Your instructions:
Each entry needs to be reproduced exactly, with none left out.

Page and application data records
- - -
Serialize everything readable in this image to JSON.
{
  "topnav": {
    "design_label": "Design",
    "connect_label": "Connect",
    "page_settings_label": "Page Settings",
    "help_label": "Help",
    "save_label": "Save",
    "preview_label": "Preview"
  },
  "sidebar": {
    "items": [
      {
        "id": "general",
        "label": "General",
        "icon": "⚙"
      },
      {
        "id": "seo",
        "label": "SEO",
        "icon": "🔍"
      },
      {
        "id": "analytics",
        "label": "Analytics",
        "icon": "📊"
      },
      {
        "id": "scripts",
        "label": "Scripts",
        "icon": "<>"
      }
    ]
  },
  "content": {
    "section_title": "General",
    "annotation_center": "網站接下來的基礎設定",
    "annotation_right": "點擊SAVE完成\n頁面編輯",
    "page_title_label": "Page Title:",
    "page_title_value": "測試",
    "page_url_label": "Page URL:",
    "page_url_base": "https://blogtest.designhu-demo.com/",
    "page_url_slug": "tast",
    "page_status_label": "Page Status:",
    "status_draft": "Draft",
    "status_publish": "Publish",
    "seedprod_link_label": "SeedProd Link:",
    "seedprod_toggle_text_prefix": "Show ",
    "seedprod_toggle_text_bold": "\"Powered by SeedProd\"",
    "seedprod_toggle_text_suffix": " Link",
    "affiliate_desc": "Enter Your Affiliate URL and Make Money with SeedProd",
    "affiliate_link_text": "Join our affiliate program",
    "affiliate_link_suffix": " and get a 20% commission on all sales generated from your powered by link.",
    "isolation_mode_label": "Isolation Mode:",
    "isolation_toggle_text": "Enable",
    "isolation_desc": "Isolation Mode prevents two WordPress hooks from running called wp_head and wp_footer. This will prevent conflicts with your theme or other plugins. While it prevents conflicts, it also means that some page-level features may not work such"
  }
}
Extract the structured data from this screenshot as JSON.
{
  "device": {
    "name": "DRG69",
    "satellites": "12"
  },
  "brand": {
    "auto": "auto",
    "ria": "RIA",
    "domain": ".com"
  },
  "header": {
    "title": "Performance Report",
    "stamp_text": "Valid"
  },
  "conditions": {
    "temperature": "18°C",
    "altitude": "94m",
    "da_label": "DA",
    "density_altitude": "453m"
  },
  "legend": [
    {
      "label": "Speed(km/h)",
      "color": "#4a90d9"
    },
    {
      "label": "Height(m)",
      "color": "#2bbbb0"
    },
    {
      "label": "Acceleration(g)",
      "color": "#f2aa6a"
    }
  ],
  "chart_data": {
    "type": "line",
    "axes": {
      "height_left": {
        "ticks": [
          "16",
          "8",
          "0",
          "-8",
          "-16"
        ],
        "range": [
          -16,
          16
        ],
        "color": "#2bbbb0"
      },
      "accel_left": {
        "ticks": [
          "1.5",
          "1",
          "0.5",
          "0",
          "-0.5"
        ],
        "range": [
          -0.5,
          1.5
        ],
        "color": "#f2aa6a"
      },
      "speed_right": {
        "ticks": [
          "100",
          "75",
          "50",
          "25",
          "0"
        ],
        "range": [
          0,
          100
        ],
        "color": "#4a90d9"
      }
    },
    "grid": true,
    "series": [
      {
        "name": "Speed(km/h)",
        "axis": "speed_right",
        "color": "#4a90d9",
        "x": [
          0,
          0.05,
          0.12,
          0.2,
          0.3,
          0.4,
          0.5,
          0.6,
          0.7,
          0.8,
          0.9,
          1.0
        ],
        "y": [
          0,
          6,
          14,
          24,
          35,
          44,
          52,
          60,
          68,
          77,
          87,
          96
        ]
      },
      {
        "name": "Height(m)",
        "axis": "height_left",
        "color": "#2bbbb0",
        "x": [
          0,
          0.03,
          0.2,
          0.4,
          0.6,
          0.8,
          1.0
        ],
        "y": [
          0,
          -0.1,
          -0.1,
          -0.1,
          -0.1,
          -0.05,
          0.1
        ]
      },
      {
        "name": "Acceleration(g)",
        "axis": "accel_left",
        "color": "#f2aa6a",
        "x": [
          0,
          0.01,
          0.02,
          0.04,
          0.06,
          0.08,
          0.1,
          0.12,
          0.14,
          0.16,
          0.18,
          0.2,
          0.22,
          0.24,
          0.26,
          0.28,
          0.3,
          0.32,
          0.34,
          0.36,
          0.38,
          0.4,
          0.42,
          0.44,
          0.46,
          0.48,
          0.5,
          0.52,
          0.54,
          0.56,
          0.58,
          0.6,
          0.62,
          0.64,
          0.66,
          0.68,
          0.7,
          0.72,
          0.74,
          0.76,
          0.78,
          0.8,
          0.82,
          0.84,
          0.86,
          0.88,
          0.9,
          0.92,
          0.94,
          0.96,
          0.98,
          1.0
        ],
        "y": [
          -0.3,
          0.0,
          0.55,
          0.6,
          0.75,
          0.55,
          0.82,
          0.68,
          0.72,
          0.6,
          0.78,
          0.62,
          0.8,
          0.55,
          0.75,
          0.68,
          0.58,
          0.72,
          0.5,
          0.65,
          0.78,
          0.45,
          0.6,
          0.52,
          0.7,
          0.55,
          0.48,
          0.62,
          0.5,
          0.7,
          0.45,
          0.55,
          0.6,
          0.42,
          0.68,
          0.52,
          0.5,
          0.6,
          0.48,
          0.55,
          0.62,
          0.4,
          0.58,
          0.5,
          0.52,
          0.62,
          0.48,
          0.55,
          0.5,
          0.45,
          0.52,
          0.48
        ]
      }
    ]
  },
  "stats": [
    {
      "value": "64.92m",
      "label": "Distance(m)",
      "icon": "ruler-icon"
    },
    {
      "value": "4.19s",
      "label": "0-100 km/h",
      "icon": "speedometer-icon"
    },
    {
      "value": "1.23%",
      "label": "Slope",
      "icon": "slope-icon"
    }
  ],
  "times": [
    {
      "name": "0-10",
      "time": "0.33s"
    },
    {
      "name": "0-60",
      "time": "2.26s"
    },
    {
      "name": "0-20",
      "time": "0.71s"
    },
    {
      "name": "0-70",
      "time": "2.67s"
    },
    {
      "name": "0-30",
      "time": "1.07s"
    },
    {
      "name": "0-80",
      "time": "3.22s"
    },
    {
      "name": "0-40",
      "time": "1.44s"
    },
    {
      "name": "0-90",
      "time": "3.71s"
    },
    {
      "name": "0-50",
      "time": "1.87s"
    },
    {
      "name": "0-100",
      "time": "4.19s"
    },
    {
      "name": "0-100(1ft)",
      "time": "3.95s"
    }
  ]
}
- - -
Task solution:
Serialize everything readable in this image to JSON.
{
  "topnav": {
    "design_label": "Design",
    "connect_label": "Connect",
    "page_settings_label": "Page Settings",
    "help_label": "Help",
    "save_label": "Save",
    "preview_label": "Preview"
  },
  "sidebar": {
    "items": [
      {
        "id": "general",
        "label": "General",
        "icon": "⚙"
      },
      {
        "id": "seo",
        "label": "SEO",
        "icon": "🔍"
      },
      {
        "id": "analytics",
        "label": "Analytics",
        "icon": "📊"
      },
      {
        "id": "scripts",
        "label": "Scripts",
        "icon": "<>"
      }
    ]
  },
  "content": {
    "section_title": "General",
    "annotation_center": "網站接下來的基礎設定",
    "annotation_right": "點擊SAVE完成\n頁面編輯",
    "page_title_label": "Page Title:",
    "page_title_value": "測試",
    "page_url_label": "Page URL:",
    "page_url_base": "https://blogtest.designhu-demo.com/",
    "page_url_slug": "tast",
    "page_status_label": "Page Status:",
    "status_draft": "Draft",
    "status_publish": "Publish",
    "seedprod_link_label": "SeedProd Link:",
    "seedprod_toggle_text_prefix": "Show ",
    "seedprod_toggle_text_bold": "\"Powered by SeedProd\"",
    "seedprod_toggle_text_suffix": " Link",
    "affiliate_desc": "Enter Your Affiliate URL and Make Money with SeedProd",
    "affiliate_link_text": "Join our affiliate program",
    "affiliate_link_suffix": " and get a 20% commission on all sales generated from your powered by link.",
    "isolation_mode_label": "Isolation Mode:",
    "isolation_toggle_text": "Enable",
    "isolation_desc": "Isolation Mode prevents two WordPress hooks from running called wp_head and wp_footer. This will prevent conflicts with your theme or other plugins. While it prevents conflicts, it also means that some page-level features may not work such"
  }
}
Extract the structured data from this screenshot as JSON.
{
  "device": {
    "name": "DRG69",
    "satellites": "12"
  },
  "brand": {
    "auto": "auto",
    "ria": "RIA",
    "domain": ".com"
  },
  "header": {
    "title": "Performance Report",
    "stamp_text": "Valid"
  },
  "conditions": {
    "temperature": "18°C",
    "altitude": "94m",
    "da_label": "DA",
    "density_altitude": "453m"
  },
  "legend": [
    {
      "label": "Speed(km/h)",
      "color": "#4a90d9"
    },
    {
      "label": "Height(m)",
      "color": "#2bbbb0"
    },
    {
      "label": "Acceleration(g)",
      "color": "#f2aa6a"
    }
  ],
  "chart_data": {
    "type": "line",
    "axes": {
      "height_left": {
        "ticks": [
          "16",
          "8",
          "0",
          "-8",
          "-16"
        ],
        "range": [
          -16,
          16
        ],
        "color": "#2bbbb0"
      },
      "accel_left": {
        "ticks": [
          "1.5",
          "1",
          "0.5",
          "0",
          "-0.5"
        ],
        "range": [
          -0.5,
          1.5
        ],
        "color": "#f2aa6a"
      },
      "speed_right": {
        "ticks": [
          "100",
          "75",
          "50",
          "25",
          "0"
        ],
        "range": [
          0,
          100
        ],
        "color": "#4a90d9"
      }
    },
    "grid": true,
    "series": [
      {
        "name": "Speed(km/h)",
        "axis": "speed_right",
        "color": "#4a90d9",
        "x": [
          0,
          0.05,
          0.12,
          0.2,
          0.3,
          0.4,
          0.5,
          0.6,
          0.7,
          0.8,
          0.9,
          1.0
        ],
        "y": [
          0,
          6,
          14,
          24,
          35,
          44,
          52,
          60,
          68,
          77,
          87,
          96
        ]
      },
      {
        "name": "Height(m)",
        "axis": "height_left",
        "color": "#2bbbb0",
        "x": [
          0,
          0.03,
          0.2,
          0.4,
          0.6,
          0.8,
          1.0
        ],
        "y": [
          0,
          -0.1,
          -0.1,
          -0.1,
          -0.1,
          -0.05,
          0.1
        ]
      },
      {
        "name": "Acceleration(g)",
        "axis": "accel_left",
        "color": "#f2aa6a",
        "x": [
          0,
          0.01,
          0.02,
          0.04,
          0.06,
          0.08,
          0.1,
          0.12,
          0.14,
          0.16,
          0.18,
          0.2,
          0.22,
          0.24,
          0.26,
          0.28,
          0.3,
          0.32,
          0.34,
          0.36,
          0.38,
          0.4,
          0.42,
          0.44,
          0.46,
          0.48,
          0.5,
          0.52,
          0.54,
          0.56,
          0.58,
          0.6,
          0.62,
          0.64,
          0.66,
          0.68,
          0.7,
          0.72,
          0.74,
          0.76,
          0.78,
          0.8,
          0.82,
          0.84,
          0.86,
          0.88,
          0.9,
          0.92,
          0.94,
          0.96,
          0.98,
          1.0
        ],
        "y": [
          -0.3,
          0.0,
          0.55,
          0.6,
          0.75,
          0.55,
          0.82,
          0.68,
          0.72,
          0.6,
          0.78,
          0.62,
          0.8,
          0.55,
          0.75,
          0.68,
          0.58,
          0.72,
          0.5,
          0.65,
          0.78,
          0.45,
          0.6,
          0.52,
          0.7,
          0.55,
          0.48,
          0.62,
          0.5,
          0.7,
          0.45,
          0.55,
          0.6,
          0.42,
          0.68,
          0.52,
          0.5,
          0.6,
          0.48,
          0.55,
          0.62,
          0.4,
          0.58,
          0.5,
          0.52,
          0.62,
          0.48,
          0.55,
          0.5,
          0.45,
          0.52,
          0.48
        ]
      }
    ]
  },
  "stats": [
    {
      "value": "64.92m",
      "label": "Distance(m)",
      "icon": "ruler-icon"
    },
    {
      "value": "4.19s",
      "label": "0-100 km/h",
      "icon": "speedometer-icon"
    },
    {
      "value": "1.23%",
      "label": "Slope",
      "icon": "slope-icon"
    }
  ],
  "times": [
    {
      "name": "0-10",
      "time": "0.33s"
    },
    {
      "name": "0-60",
      "time": "2.26s"
    },
    {
      "name": "0-20",
      "time": "0.71s"
    },
    {
      "name": "0-70",
      "time": "2.67s"
    },
    {
      "name": "0-30",
      "time": "1.07s"
    },
    {
      "name": "0-80",
      "time": "3.22s"
    },
    {
      "name": "0-40",
      "time": "1.44s"
    },
    {
      "name": "0-90",
      "time": "3.71s"
    },
    {
      "name": "0-50",
      "time": "1.87s"
    },
    {
      "name": "0-100",
      "time": "4.19s"
    },
    {
      "name": "0-100(1ft)",
      "time": "3.95s"
    }
  ]
}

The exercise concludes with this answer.